The Reformists, in both provinces, form an immense majority. It is these in Upper Canada, or at least their Representatives, who have assumed the responsibility of the act of Union, and of all its unjust and tyrannical dispositions through their detailed reports to the discretion of the Governor General. They do not know, nor could they approve the treatment this act does to the inhabitants of Lower Canada. If they have been wrong in their expectations, they should protest against these dispositions which serves their political interests and ours at the caprices of the Executive. If they do not, they’ll put the Reformists of Lower Canada in a false-position in this regard, and will instead expose themselves to the retarding the progress of reform for years to come. They, like us, will have to suffer internal divisions that a similar state of affairs will make inevitable. It is in the interests of the Reformists in both provinces to meet on legislative grounds, in a spirit of peace, union, friendship and brotherhood. Unity in action is necessary now more than ever. I have no doubt that, like us, the Reformists of Upper Canada feel the same need, and that in the first session of the Legislature, they’ll give us non equivocal proof; that this, I hope, will be the gage of a confidence which is reciprocated and durable.
When the work of the regular and constitutional legislation is taken up again, another important question which is of an immediate interest for the inhabitants of Lower-Canada, will in all likelihood call attention to your deputies. I want to talk about the question of seigniorial rights. I share the sincere opinion that you have already expressed your attitudes on this in the sixth resolution of the assembly of your county on 11 June 1837, where you declared “in the view of assuring sooner or later the triumph of democratic principles, which can only found in a free and stable government on this new continent, we should employ all means in our power to equalize social conditions, taking away from government all hope in establishing a new aristocracy, however weak it may be, and that this assembly regards the most correct method to bring about this end the abolition of seigniorial rights, in accordance to such present possessors a just and reasonable compensation, and to establish a tenure entirely free where our values and our needs can be asserted highly and urgently.”
Education is the first benefit that a government can give to a people. In the past there were schools that the Legislative Council closed. Public money would be better spent on their reopening than on bribing a police force which everyone repels and abhors. The establishment of our colleges everyday makes lies of these false and injurious assertions, preferred by the prejudiced and the impassioned, that the ignorance of Canadians comes from their pretentious indifference to education.
The development of our vast interior resources requires the urgent opening of easy navigation from the sea to the lakes. The St. Lawrence is the natural canal for a large part of the West’s products. If, to secure for ourselves this source of public and private riches, it requires the hand of man to come in and assist the means which nature offers us, we should not hesitate to give it a judicious and prudent cooperation.

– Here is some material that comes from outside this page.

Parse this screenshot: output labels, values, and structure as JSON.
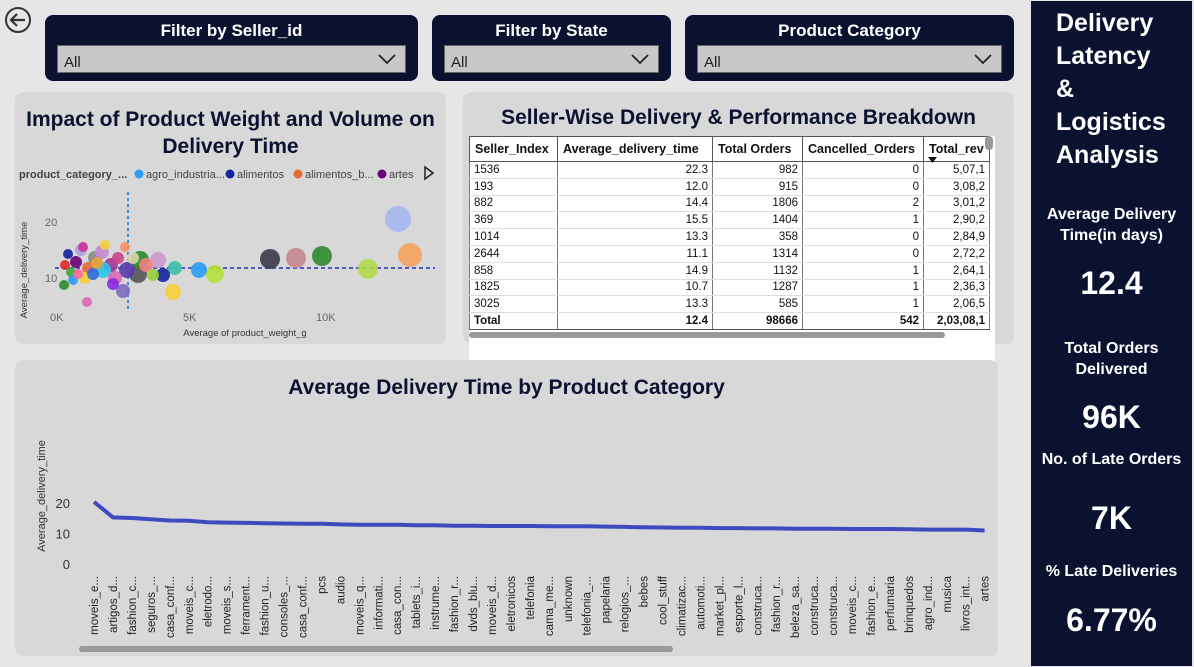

These are my views on the general points of our political position. If they are yours, you’ll prove it one day, when, in common with your reformist brothers, you’ll be called to make a choice for a member to represent you in the United Legislature.
I have the honour to be
your devoted Servant,
Montreal, 26 August 1840.